Mahaska serves 4,600 rural members: half are heavy-use livestock and other agricultural customers, and the other half are residents in small towns that range in population from 155 to 1,600. Its two water treatment plans are equipped to provide up to two million gallons of water a day, with actual demand somewhat lower at 1.5 million gallons, leaving room for growth.
Providing all that safe, clean water takes resources, and like all water systems, energy cost is a significant line item in Mahaska’s budget. Power cost accounted for $75,000 in 2023 with every likelihood of continuing to rise. After all, the system’s own carefully maintained records showed electricity costs had more than doubled between 2012 and 2022, from 10 cents per thousand gallons of water to 23 cents per thousand. The company’s leadership sought a solution from the sun, exploring the installation of a solar array for both the potential cost savings and the environmental benefits.

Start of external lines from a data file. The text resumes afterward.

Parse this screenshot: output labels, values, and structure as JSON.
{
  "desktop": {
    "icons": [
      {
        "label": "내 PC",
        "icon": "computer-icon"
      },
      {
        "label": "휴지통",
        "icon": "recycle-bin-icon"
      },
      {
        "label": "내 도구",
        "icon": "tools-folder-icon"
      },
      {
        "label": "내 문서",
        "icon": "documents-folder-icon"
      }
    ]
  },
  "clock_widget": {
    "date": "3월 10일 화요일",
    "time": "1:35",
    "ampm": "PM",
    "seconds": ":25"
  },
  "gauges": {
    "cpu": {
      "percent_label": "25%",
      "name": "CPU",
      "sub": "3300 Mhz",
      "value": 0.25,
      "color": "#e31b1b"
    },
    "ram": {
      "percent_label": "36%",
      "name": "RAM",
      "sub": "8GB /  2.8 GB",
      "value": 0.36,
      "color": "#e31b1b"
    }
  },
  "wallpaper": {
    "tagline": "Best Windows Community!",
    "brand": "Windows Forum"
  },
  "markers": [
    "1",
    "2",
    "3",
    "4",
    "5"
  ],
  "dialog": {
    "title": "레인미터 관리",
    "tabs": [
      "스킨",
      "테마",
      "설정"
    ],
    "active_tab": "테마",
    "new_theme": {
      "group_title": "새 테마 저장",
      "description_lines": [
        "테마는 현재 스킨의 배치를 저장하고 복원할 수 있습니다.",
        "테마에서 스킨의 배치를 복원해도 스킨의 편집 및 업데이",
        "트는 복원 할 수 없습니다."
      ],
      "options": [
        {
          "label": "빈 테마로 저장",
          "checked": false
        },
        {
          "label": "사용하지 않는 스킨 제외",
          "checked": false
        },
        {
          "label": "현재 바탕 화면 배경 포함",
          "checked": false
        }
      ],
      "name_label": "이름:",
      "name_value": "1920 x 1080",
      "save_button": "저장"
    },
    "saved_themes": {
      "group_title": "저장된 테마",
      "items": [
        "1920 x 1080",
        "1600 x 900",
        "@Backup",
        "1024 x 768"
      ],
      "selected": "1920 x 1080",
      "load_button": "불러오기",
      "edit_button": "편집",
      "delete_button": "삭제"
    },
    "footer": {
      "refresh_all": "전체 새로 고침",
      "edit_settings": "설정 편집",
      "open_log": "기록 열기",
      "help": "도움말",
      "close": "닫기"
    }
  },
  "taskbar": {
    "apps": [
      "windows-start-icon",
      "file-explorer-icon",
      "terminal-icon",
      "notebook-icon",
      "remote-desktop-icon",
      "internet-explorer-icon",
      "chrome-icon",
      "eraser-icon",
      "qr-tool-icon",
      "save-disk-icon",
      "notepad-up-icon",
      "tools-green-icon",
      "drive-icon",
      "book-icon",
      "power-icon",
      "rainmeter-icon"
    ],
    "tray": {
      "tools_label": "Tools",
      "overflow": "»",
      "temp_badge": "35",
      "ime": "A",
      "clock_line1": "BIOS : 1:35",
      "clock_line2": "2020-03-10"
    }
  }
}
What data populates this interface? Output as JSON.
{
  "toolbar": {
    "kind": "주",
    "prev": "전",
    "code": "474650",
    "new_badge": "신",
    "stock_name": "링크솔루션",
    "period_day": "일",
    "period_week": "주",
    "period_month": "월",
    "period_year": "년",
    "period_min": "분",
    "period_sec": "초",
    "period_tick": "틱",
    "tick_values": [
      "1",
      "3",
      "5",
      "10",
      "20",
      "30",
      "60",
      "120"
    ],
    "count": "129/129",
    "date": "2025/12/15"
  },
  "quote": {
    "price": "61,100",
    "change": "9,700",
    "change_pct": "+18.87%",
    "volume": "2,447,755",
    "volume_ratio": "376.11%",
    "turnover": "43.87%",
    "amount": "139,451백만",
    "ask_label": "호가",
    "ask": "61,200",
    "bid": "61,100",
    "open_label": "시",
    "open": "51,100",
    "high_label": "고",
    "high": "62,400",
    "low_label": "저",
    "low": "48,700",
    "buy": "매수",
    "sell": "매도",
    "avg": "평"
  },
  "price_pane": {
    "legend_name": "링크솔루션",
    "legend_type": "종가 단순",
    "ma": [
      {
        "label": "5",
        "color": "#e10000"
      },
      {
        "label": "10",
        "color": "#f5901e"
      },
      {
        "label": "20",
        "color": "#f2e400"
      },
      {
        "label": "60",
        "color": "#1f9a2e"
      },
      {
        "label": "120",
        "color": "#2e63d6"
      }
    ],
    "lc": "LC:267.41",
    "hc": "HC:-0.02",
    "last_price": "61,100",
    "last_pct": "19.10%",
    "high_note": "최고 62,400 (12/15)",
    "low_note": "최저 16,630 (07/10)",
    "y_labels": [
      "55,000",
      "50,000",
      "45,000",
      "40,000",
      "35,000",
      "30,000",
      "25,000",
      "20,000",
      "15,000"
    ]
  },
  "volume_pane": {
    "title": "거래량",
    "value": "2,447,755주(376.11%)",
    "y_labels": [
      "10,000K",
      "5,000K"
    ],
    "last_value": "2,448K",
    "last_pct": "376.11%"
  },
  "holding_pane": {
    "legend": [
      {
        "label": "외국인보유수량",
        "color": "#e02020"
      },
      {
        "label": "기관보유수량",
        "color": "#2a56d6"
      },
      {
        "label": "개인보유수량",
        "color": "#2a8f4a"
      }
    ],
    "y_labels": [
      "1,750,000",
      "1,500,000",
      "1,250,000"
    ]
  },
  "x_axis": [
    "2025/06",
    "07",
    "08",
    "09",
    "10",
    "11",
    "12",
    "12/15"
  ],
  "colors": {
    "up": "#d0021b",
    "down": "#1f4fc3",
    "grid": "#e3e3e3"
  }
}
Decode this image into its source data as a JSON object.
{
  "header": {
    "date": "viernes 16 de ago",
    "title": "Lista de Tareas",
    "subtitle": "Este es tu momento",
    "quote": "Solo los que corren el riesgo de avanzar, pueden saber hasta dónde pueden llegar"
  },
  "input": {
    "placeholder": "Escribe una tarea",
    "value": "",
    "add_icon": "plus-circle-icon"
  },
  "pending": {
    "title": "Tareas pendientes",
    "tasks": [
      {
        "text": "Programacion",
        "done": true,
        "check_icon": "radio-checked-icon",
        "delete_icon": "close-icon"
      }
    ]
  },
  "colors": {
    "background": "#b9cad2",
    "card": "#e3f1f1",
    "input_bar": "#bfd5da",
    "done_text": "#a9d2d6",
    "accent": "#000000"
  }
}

“We had been exploring solar power for nearly five years as a natural extension of our commitment to protecting natural resources – like the water we provide. With improvements in the solar technology, combined with our escalating electricity costs, it was making more and more sense,” says Randy Pleima, General Manager. “We undertook six months of due diligence with our solar partner, exploring multiple scenarios to ensure the project was feasible and would have a reasonable pay-back period.”
Not everyone would think of Iowa as an ideal solar location, but extensive research by a leading solar industry partner proved the numbers. Mahaska’s solar array is expected to provide 462 kw of power, sufficient for virtually all the plant’s electricity needs. The board approved the project in 2020, when it was beset by pandemic-driven supply chain problems leading to dramatically increasing costs. A request for a 30% down payment to hold the contract and ensure material and equipment supplies led to a call to long-time lender, CoBank.
“We’ve borrowed regularly from CoBank since it was formed in 1989 and from its predecessor bank before that,” says Randy. “We appreciated their quick response and the different scenarios and options they offered – just three months later, supply costs had almost doubled.”
Within two weeks, the $670,000 financing was in place and project costs were locked down. However, the company postponed until 2023 to access a federal infrastructure program that provides direct payments to cover 33% of the costs for renewable projects.
Mahaska’s solar array is slated to be commissioned in early 2024, with 903 panels situated on about an acre of the treatment plant’s 20 acres. The project has a 10-year payback period, enhanced with a guarantee from the solar company that the panels will remain at least 80% efficient for 25 years.
“This was the right time for us to undertake the solar project, as the financing, contracting and government programs lined up,” says Randy. “We’re proud to be one of the first rural water systems to install solar, and our customers appreciate our commitment to keeping their costs down while also reducing our impact on the environment.”